[TASK STATEMENT] Match on the string "accent" in the entries below and return every matching line.

[DATA FOR THIS TASK]
= = =

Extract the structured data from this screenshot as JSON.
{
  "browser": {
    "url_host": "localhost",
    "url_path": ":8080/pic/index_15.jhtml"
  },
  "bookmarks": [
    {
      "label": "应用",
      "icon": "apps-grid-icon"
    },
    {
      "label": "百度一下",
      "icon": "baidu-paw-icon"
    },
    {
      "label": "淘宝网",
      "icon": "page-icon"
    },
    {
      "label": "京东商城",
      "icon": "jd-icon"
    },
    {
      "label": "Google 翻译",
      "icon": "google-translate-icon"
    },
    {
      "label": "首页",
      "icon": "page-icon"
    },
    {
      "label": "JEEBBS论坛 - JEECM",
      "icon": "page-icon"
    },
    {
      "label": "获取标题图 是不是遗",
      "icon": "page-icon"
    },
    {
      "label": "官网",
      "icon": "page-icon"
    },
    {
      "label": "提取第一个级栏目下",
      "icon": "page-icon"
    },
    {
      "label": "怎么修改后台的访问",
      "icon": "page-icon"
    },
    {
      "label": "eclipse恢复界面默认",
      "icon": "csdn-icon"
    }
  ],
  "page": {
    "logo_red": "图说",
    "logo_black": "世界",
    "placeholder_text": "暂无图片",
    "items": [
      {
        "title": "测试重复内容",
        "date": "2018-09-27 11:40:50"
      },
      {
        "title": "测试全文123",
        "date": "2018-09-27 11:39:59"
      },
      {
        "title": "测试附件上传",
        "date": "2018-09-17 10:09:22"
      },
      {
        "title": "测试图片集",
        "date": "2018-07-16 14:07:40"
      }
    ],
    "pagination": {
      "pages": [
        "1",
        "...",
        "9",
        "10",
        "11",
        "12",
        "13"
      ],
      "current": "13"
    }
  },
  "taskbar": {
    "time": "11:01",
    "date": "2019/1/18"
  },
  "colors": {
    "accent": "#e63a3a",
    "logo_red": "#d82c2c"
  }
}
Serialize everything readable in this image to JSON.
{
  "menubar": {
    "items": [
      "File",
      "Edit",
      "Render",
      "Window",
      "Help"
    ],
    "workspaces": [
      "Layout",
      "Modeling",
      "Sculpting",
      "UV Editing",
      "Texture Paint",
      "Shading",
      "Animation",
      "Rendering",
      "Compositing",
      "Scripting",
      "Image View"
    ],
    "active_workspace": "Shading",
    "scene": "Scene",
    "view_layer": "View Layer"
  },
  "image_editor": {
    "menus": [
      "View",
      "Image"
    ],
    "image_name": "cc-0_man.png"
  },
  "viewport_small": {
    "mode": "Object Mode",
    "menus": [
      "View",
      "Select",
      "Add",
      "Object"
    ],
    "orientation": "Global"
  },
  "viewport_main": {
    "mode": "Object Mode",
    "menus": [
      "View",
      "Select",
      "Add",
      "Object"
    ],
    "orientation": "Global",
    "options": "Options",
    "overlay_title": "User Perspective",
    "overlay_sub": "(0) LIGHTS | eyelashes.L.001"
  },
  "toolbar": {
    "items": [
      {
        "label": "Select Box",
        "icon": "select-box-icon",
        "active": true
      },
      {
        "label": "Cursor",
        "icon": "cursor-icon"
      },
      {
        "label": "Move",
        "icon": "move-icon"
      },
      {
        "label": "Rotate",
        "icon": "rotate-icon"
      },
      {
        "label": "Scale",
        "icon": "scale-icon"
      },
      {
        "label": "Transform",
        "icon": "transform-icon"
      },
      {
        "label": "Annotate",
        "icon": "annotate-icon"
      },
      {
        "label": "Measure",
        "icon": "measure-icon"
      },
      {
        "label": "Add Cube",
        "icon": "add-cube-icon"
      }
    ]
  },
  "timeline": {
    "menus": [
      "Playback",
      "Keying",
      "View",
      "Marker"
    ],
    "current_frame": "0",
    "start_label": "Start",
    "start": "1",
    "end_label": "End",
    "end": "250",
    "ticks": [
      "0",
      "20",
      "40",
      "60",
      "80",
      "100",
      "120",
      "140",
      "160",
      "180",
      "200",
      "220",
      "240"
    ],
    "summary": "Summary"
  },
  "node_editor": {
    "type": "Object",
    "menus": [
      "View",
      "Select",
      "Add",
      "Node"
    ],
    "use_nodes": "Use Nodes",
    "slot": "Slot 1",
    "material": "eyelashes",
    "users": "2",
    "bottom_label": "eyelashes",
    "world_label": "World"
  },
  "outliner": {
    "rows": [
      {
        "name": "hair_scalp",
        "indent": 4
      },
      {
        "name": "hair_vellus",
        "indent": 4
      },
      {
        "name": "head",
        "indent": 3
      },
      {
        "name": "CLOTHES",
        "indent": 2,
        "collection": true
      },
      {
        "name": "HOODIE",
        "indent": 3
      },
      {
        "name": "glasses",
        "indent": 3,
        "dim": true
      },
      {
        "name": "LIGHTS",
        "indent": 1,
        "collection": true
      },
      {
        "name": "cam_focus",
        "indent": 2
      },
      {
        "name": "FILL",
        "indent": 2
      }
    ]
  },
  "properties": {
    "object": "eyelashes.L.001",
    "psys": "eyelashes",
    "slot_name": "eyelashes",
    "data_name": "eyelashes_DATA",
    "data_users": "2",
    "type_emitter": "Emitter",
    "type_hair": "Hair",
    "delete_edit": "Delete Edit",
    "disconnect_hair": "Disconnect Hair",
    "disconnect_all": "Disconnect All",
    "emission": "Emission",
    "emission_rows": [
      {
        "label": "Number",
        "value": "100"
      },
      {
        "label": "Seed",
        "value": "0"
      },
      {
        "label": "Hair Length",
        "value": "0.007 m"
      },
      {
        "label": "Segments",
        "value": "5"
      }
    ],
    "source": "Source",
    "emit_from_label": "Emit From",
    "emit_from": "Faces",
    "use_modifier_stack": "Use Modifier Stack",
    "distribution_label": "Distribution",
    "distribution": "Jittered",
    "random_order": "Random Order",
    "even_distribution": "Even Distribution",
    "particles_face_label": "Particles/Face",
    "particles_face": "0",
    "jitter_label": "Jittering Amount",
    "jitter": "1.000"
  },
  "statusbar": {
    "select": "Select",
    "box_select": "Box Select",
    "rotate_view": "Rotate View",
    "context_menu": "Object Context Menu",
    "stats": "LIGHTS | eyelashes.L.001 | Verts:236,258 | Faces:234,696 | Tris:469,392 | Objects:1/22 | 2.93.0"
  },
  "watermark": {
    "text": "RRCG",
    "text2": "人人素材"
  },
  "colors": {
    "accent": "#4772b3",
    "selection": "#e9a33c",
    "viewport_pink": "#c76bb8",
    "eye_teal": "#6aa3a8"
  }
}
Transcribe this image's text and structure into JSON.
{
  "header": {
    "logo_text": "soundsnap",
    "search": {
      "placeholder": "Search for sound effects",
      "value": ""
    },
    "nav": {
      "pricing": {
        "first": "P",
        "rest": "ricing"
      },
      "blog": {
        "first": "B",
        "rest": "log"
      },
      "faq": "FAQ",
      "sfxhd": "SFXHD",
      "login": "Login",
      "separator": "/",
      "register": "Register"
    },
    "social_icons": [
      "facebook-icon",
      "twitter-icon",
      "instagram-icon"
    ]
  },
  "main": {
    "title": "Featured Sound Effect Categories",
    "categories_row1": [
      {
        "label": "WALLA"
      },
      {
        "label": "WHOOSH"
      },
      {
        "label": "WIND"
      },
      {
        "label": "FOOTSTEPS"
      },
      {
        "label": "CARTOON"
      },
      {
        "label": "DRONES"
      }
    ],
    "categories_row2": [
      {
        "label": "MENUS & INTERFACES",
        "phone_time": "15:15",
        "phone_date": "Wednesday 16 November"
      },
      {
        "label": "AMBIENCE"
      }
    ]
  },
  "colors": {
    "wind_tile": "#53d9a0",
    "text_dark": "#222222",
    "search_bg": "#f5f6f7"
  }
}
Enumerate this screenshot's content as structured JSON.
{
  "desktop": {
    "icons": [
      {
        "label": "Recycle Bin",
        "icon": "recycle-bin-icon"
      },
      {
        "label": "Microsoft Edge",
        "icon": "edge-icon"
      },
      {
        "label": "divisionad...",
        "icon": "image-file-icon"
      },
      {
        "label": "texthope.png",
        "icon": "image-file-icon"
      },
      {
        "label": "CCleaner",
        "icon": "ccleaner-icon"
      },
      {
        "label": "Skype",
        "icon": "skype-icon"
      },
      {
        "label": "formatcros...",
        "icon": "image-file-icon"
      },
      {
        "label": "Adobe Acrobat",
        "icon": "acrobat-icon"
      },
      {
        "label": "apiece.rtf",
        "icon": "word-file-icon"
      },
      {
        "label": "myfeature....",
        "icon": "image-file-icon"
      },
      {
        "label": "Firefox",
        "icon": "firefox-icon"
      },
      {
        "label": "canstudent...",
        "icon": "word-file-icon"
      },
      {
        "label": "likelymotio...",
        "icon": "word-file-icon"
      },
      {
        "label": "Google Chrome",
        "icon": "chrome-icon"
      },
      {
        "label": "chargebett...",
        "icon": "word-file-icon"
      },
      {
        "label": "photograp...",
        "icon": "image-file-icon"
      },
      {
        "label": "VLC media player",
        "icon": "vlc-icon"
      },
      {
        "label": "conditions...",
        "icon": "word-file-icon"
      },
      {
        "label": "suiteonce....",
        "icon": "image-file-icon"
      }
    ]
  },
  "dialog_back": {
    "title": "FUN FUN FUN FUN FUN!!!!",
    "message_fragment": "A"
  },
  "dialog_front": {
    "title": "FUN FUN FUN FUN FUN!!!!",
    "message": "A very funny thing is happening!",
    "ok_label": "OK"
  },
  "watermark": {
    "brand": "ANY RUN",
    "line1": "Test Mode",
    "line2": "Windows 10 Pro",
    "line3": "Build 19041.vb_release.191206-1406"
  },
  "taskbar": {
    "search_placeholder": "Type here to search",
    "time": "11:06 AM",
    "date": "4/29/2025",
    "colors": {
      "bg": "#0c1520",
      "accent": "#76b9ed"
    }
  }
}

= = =

[ANSWER TO THE PROBLEM]
    "accent": "#e63a3a",
    "accent": "#4772b3",
      "accent": "#76b9ed"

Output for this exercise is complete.